» **Assigned task**
Among the entries, find the lines with the string "Order" and copy them.

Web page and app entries
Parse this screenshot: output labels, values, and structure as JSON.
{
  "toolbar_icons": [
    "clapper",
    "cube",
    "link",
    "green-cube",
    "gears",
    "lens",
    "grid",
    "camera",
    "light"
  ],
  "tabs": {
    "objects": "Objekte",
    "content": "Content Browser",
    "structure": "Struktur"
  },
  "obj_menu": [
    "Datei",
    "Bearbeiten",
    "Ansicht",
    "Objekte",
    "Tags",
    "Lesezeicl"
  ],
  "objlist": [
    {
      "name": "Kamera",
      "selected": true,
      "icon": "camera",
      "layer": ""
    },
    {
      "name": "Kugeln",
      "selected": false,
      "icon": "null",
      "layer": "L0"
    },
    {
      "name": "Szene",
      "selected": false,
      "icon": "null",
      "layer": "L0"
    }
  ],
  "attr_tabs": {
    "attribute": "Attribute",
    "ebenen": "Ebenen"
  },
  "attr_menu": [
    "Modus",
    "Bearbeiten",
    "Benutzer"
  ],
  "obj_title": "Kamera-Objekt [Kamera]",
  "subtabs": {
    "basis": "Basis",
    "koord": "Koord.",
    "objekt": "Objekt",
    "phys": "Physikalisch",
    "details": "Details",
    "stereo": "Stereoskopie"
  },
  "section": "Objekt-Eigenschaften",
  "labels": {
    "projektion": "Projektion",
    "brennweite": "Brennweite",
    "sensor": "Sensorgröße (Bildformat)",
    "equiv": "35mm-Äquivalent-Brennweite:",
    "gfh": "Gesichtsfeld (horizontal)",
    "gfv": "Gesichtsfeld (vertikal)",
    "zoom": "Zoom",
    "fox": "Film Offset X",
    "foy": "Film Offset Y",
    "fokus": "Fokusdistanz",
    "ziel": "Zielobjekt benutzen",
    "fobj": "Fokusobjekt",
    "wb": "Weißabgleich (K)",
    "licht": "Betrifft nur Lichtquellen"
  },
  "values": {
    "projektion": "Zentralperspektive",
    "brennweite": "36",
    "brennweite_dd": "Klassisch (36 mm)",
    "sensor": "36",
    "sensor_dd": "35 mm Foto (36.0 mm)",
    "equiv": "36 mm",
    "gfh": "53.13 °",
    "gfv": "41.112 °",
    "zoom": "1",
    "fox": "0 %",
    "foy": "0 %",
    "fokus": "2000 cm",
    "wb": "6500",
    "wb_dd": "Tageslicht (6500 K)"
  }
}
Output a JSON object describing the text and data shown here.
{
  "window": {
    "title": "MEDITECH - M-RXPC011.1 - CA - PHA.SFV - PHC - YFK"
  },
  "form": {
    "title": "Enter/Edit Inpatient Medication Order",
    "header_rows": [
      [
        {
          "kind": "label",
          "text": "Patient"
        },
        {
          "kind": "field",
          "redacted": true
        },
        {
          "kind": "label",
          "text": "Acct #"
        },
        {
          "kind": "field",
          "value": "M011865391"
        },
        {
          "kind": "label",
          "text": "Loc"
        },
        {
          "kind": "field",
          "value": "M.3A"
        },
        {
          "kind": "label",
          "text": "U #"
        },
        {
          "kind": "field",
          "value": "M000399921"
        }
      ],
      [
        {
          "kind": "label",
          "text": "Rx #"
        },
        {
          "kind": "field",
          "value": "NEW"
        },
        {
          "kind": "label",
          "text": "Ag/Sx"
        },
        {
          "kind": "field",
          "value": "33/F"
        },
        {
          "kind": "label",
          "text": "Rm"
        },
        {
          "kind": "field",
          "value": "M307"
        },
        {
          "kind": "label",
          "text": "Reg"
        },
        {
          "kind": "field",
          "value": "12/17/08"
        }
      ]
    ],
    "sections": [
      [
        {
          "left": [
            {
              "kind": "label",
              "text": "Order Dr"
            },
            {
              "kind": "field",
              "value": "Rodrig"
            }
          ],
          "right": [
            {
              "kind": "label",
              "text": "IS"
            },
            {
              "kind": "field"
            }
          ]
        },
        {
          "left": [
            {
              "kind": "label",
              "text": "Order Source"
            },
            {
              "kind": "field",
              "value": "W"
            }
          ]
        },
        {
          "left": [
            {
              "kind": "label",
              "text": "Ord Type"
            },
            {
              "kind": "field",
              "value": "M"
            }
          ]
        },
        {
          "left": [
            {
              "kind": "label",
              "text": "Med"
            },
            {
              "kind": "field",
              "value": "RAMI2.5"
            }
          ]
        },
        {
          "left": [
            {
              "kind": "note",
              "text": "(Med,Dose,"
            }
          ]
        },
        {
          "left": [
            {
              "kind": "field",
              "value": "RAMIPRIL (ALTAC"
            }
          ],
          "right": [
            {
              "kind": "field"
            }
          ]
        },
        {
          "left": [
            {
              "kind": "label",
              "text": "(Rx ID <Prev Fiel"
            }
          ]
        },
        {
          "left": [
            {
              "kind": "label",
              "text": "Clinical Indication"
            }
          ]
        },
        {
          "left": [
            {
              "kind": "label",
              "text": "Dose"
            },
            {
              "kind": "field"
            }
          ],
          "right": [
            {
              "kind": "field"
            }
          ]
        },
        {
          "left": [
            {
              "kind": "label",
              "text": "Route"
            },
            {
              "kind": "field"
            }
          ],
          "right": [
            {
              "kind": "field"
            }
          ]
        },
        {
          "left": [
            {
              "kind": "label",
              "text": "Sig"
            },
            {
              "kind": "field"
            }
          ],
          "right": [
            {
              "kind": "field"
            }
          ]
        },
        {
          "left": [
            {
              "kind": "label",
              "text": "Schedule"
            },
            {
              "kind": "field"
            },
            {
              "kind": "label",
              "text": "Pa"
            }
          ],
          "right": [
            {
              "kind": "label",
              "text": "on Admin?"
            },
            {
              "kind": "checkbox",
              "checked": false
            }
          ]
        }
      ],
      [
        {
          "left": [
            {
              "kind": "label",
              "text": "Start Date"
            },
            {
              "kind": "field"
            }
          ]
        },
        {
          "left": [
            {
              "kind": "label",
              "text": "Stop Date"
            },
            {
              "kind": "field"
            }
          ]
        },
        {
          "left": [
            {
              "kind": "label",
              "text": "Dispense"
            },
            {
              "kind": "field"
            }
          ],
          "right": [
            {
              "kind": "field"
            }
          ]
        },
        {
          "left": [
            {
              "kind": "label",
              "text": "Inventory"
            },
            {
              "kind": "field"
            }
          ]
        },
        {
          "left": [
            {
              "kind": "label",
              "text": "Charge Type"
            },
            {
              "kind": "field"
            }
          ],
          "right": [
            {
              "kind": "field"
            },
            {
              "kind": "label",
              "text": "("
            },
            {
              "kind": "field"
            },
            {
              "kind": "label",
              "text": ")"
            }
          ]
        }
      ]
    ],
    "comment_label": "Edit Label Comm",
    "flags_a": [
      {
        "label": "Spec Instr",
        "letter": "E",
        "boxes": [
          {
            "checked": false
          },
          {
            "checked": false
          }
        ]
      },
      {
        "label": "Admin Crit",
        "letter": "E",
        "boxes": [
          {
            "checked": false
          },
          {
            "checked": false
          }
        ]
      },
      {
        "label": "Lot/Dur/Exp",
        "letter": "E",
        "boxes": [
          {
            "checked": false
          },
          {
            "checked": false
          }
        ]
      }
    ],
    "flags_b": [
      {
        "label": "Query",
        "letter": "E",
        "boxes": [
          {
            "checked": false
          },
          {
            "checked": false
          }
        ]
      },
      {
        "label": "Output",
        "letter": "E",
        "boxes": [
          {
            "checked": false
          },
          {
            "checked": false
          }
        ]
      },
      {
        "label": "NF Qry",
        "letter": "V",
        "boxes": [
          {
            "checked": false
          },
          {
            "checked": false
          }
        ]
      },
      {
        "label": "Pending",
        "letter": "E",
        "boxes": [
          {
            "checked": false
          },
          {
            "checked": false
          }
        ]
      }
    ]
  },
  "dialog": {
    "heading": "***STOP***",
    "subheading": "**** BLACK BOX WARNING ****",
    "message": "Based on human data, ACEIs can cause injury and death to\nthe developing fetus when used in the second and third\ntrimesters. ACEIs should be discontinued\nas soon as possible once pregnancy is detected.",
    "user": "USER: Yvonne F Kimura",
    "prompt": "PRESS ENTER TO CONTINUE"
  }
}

» **Response**
    "title": "Enter/Edit Inpatient Medication Order",
              "text": "Order Dr"
              "text": "Order Source"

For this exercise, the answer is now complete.